Cranston, Rhode Island claims mayor’s Twitter account “not associated” with city

City denies request for @MayorFung’s block list on grounds it is a personal account, renewing debate regarding public access to the social media of elected officials

Written by
Edited by Michael Morisy

Back in September, MuckRock user Lindsay Crudele filed a Rhode Island Access to Public Records Act request to the city of Cranston for the Twitter block list of the account associated with Mayor Allan Fung. Crudele, whose mother resides in Cranston, had herself been blocked by the @MayorFung account after using the platform to inquiring about Fung’s healthcare policies.

After being told that the “potentially voluminous” nature of the request necessitated an additional 20 days (to which Crudele responded with detailed instructions on how to export the block list), today, the city responded: There were no records, as “this Twitter account is not associated with the City of Cranston.”

This came a day after the block list had been provided to the Providence Journal, in an article in which Fung’s campaign press secretary claimed the account was personal and dismissed Crudele’s inquiry as a “nuisance posting.”

The issue of whether or not elected officials can block members of the public is a complicated one. Back in May, federal judge Naomi Reice Buchwald ruled that President Donald Trump was violating the First Amendment rights of individuals blocked on the platform.

However, the issue of whether a personal account of a public official is subject to the public records request is generally, for the most part, more straightforward.

If a public official is using a private account in an official capacity, then those records should be public. Loopholes, such as using a private email or even claiming not to use email at all, can make it more difficult to access these records, but they do not render them exempt.

And as Crudele has documented, Fung’s “personal” account clearly is used to discuss public business in Cranston.

When reached out to over phone for comment, Crudele said “I’m going to continue to advocate to ensure these channels are open on behalf of the First Amendment and public safety.

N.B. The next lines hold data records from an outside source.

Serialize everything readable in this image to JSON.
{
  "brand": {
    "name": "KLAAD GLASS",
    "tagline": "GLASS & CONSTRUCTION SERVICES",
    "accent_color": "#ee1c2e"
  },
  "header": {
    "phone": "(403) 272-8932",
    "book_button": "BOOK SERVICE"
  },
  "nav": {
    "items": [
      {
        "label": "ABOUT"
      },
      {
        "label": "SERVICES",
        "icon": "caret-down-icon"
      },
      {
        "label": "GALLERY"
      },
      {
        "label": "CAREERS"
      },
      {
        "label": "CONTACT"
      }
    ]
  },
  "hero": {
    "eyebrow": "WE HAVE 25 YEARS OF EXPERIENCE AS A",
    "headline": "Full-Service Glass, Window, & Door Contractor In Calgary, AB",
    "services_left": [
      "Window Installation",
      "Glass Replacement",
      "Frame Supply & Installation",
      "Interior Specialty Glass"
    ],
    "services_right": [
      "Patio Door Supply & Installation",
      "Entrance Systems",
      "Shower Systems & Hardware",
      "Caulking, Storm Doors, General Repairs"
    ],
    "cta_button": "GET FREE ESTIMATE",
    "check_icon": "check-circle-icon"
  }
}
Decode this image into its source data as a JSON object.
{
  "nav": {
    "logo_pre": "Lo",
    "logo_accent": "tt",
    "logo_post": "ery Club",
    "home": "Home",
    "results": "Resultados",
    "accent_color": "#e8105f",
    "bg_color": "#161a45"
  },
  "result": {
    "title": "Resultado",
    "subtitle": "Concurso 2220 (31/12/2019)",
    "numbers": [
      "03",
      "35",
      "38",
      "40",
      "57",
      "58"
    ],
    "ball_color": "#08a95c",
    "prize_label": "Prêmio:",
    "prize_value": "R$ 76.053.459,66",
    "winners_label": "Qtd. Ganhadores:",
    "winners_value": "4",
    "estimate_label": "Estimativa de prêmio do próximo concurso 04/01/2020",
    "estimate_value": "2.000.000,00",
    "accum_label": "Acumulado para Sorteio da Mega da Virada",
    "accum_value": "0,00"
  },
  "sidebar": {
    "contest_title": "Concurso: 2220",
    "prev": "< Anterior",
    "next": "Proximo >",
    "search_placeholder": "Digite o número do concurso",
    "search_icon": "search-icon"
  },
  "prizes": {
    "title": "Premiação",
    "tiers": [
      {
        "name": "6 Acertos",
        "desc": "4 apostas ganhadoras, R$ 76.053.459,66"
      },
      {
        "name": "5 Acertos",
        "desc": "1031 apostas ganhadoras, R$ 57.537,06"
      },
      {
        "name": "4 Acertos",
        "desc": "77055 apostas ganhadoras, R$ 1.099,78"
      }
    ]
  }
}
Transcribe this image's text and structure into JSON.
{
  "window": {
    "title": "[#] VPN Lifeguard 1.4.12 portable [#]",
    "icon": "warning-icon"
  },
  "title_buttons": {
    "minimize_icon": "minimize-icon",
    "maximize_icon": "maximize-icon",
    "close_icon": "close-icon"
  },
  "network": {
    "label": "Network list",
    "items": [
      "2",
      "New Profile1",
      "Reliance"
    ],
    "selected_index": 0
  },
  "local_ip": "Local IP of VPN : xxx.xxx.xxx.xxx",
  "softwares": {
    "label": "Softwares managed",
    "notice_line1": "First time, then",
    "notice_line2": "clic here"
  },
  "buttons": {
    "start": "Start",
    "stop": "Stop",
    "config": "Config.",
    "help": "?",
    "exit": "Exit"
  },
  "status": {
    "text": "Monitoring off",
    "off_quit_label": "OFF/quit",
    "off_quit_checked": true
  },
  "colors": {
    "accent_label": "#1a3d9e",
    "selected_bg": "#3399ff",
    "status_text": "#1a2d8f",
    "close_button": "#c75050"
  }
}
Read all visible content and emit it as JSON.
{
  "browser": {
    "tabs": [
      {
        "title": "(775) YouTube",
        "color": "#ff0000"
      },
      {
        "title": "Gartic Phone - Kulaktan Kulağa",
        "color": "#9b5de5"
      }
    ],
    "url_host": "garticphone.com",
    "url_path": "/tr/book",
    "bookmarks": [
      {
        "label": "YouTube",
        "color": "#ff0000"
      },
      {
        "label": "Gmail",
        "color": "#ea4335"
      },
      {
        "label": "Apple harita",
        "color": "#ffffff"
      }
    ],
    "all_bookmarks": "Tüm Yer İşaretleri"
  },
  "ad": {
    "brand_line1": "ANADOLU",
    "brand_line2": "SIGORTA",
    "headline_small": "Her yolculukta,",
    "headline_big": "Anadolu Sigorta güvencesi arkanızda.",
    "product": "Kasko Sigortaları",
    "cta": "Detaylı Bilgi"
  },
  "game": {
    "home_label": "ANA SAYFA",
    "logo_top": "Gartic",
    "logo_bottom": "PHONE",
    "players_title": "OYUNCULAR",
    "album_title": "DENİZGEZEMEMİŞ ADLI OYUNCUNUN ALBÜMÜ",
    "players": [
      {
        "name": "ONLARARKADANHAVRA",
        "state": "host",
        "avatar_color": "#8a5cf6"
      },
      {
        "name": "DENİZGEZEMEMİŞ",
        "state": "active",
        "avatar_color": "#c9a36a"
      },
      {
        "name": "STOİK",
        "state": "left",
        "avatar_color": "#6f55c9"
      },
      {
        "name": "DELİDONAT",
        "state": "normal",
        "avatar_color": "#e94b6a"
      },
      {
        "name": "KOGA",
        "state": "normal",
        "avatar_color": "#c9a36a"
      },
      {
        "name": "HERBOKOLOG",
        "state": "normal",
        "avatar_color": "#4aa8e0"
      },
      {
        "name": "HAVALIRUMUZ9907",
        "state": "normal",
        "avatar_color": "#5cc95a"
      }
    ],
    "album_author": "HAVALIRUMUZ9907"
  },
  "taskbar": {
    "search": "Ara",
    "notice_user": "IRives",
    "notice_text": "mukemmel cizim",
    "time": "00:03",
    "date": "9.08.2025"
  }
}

And that’s going to continue to be the case after November 6th, whether he becomes Governor of Rhode Island or continues as Mayor of Cranston.”

Crudele has filed a follow-up request for Cranson’s social media policies, which you can follow here.